Over the last few years, I have been blessed to discover biblically solid materials being published by ministries outside of the United States. Matthias Media, Day One and The Good Book Company (for example) have all recently opened up offices stateside. When searching for resources, I have increasingly looked to these publishers first. Of course, we Americans must be able to put up with the British spellings and the occasion odd phrase (“listening is like eating a very heavy pudding with nothing to cut through the stodge”).
From The Good Book Company comes a wonderful booklet (30 pages), Listen Up! A Practical Guide to Listening to Sermons. The booklet itself (measuring about 8.5 x 6 inches) is colorful. The artwork is entertaining and the layout is engaging. However, the content is better yet. Christopher Ash, director of the Cornhill Training Course in London, England, has done congregations and preachers a great service. I wish everyone who listens to me preach would read this booklet (I am making them available for free to my listeners).
The author describes “seven ingredients for healthy sermon listening.” These include: expect God to speak, admit God knows better than you, check if the preacher says what the passage says, hear the sermon in church, be there week by week, do what the Bible says, do what the Bible says today—and rejoice!
Each of the seven sections begins by introducing us to two listeners and their approach to listening and explains why one profits from the sermon and why the other doesn’t. Each section concludes with practical steps to take. In between Ash provides very good advice on listening. The advice is also helpful for the preacher to remember as he prepares his sermon.
Ash’s counsel is solidly based on the belief that the Bible is the Word of God. “However, when the Bible is faithfully opened up, we are to listen to the preacher’s voice as the voice of God Himself. The preacher stands in the great tradition of prophets and apostles who spoke the word of God” (p.4). He makes it clear that the preacher’s authority is borrowed and it is only as the preacher sticks to the truth of the text that he should be taken seriously. He advises the listeners to constantly ask themselves “where did the preacher get that from?” (p.10). He explains insightfully why sermons should be listened to in person at church. He cautions against a steady diet of “celebrity preachers” (p.18).
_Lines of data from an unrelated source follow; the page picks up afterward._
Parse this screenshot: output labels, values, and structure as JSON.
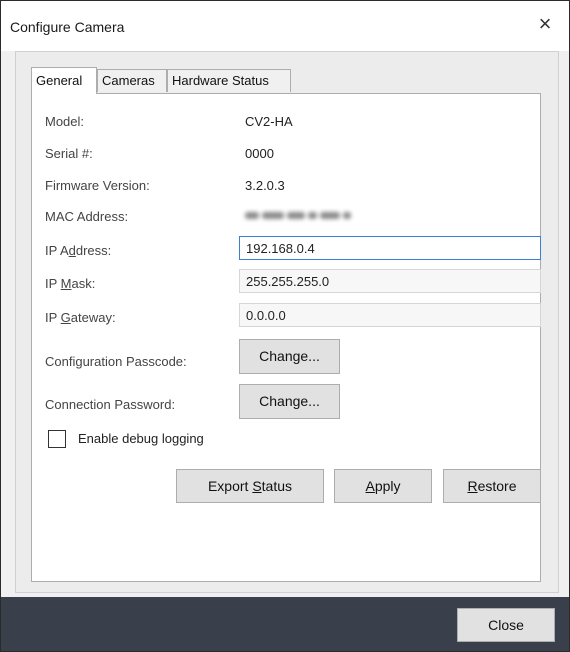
{
  "window": {
    "title": "Configure Camera",
    "close_glyph": "×"
  },
  "tabs": [
    {
      "label": "General",
      "active": true
    },
    {
      "label": "Cameras",
      "active": false
    },
    {
      "label": "Hardware Status",
      "active": false
    }
  ],
  "general": {
    "model_label": "Model:",
    "model_value": "CV2-HA",
    "serial_label": "Serial #:",
    "serial_value": "0000",
    "firmware_label": "Firmware Version:",
    "firmware_value": "3.2.0.3",
    "mac_label": "MAC Address:",
    "ip_address_label_pre": "IP A",
    "ip_address_label_mn": "d",
    "ip_address_label_post": "dress:",
    "ip_address_value": "192.168.0.4",
    "ip_mask_label_pre": "IP ",
    "ip_mask_label_mn": "M",
    "ip_mask_label_post": "ask:",
    "ip_mask_value": "255.255.255.0",
    "ip_gateway_label_pre": "IP ",
    "ip_gateway_label_mn": "G",
    "ip_gateway_label_post": "ateway:",
    "ip_gateway_value": "0.0.0.0",
    "config_passcode_label": "Configuration Passcode:",
    "config_passcode_button": "Change...",
    "connection_password_label": "Connection Password:",
    "connection_password_button": "Change...",
    "debug_logging_label": "Enable debug logging",
    "debug_logging_checked": false
  },
  "actions": {
    "export_pre": "Export ",
    "export_mn": "S",
    "export_post": "tatus",
    "apply_mn": "A",
    "apply_post": "pply",
    "restore_mn": "R",
    "restore_post": "estore"
  },
  "footer": {
    "close_label": "Close"
  },
  "colors": {
    "focus_border": "#3b7fd4",
    "bottom_strip": "#3a3f4c",
    "button_face": "#e1e1e1"
  }
}
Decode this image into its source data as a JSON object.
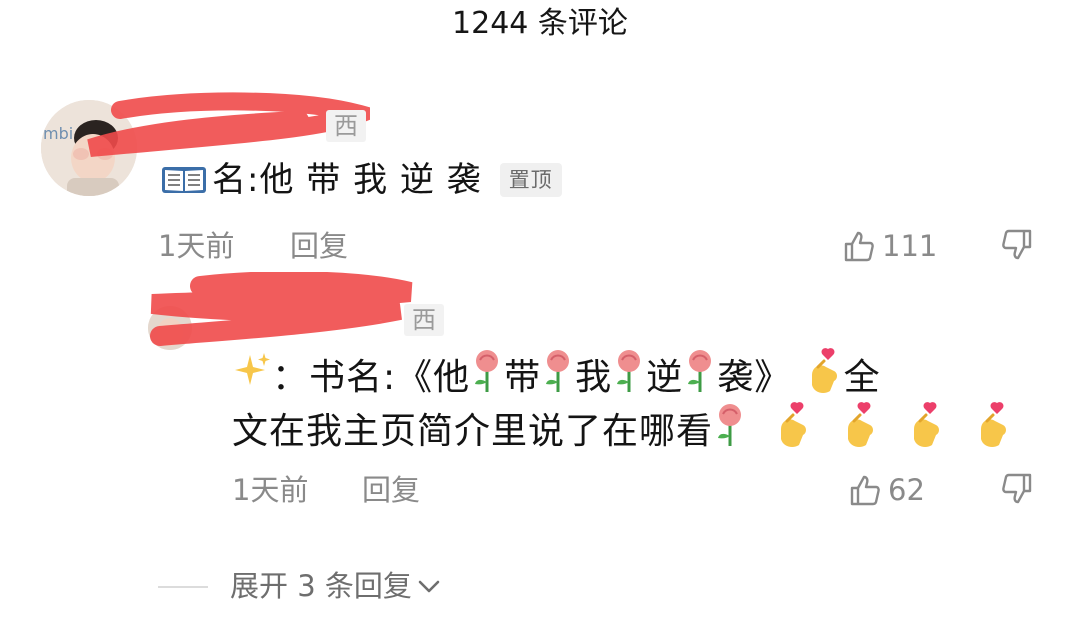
{
  "header": {
    "comment_count_title": "1244 条评论"
  },
  "comment": {
    "user_tail": "西",
    "avatar_watermark": "mbi",
    "book_icon": "open-book-icon",
    "text": "名:他 带 我 逆 袭",
    "pin_label": "置顶",
    "time": "1天前",
    "reply_label": "回复",
    "like_count": "111"
  },
  "reply": {
    "user_tail": "西",
    "line1_prefix": "：书名:《他",
    "line1_parts": [
      "带",
      "我",
      "逆",
      "袭》"
    ],
    "line1_suffix": "全",
    "line2_text": "文在我主页简介里说了在哪看",
    "time": "1天前",
    "reply_label": "回复",
    "like_count": "62"
  },
  "expand": {
    "label": "展开 3 条回复"
  },
  "colors": {
    "redact": "#f04a4a",
    "text_muted": "#8a8a8a",
    "rose": "#e8757a"
  }
}
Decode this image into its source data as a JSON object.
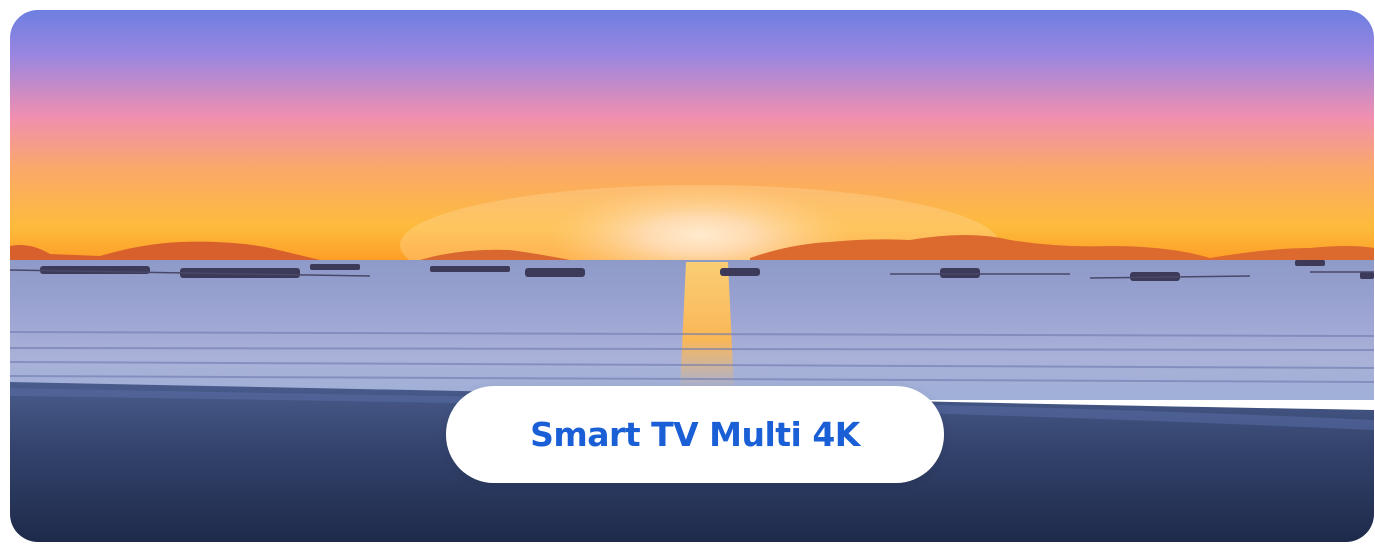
{
  "banner": {
    "image_icon": "sunset-beach-image",
    "cta_label": "Smart TV Multi 4K"
  },
  "colors": {
    "cta_text": "#1a5fd6",
    "cta_background": "#ffffff"
  }
}
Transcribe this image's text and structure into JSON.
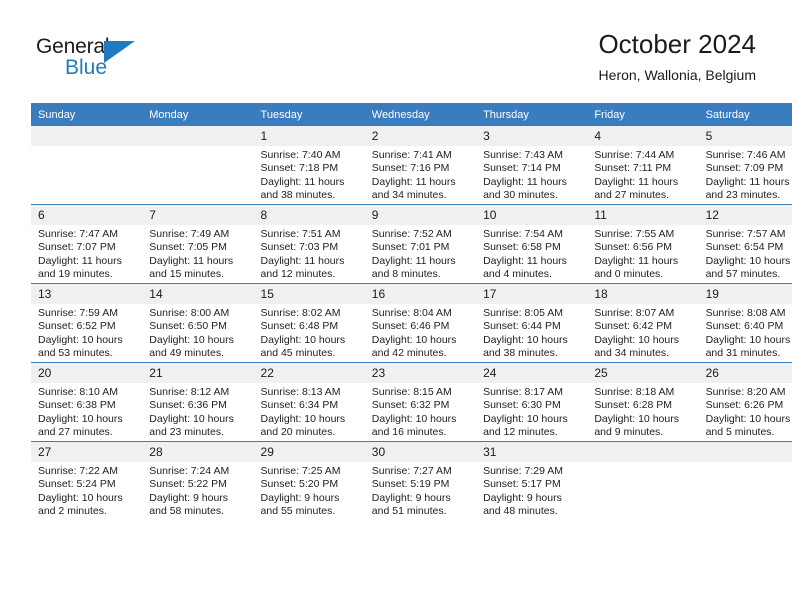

The booklet concludes with advice on how to listen even to bad sermons as well as suggestions for encouraging good preaching. Both preacher and listener will benefit from this booklet.